:: TASK DETAILS ::
Below are records; count how many of their lines contain the word "JSON" and give the number alone.
----- RECORDS PROVIDED
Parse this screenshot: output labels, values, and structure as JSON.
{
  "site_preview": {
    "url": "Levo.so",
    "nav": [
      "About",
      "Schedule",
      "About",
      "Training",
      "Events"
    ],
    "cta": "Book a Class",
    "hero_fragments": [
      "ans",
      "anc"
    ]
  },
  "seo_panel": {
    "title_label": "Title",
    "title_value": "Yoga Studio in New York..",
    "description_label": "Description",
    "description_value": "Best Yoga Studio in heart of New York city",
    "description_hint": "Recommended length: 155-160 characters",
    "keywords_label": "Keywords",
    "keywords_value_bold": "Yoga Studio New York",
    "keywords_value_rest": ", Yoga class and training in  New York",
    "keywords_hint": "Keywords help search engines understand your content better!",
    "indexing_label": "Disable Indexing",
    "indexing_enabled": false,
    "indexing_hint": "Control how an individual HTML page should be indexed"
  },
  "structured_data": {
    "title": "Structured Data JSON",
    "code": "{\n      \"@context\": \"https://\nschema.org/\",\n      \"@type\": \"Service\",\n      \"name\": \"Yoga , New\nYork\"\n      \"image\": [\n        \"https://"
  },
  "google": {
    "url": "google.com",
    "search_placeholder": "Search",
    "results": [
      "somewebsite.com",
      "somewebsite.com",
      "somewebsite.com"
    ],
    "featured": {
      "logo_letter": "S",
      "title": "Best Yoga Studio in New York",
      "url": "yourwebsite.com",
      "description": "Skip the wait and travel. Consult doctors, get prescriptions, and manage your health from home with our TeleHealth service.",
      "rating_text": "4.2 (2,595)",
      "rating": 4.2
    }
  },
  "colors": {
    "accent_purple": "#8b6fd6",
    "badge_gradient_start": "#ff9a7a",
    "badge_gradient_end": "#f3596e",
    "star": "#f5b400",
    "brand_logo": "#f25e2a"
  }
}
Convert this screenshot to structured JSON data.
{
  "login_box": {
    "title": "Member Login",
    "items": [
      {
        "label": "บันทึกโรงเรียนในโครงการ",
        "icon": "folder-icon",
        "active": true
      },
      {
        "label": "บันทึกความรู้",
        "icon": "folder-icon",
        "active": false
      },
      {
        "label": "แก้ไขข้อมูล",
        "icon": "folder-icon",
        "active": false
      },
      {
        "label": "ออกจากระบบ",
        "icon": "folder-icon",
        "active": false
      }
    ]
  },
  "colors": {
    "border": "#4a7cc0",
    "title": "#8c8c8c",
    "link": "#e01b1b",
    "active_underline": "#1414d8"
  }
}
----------
:: ANSWER SECTION ::
3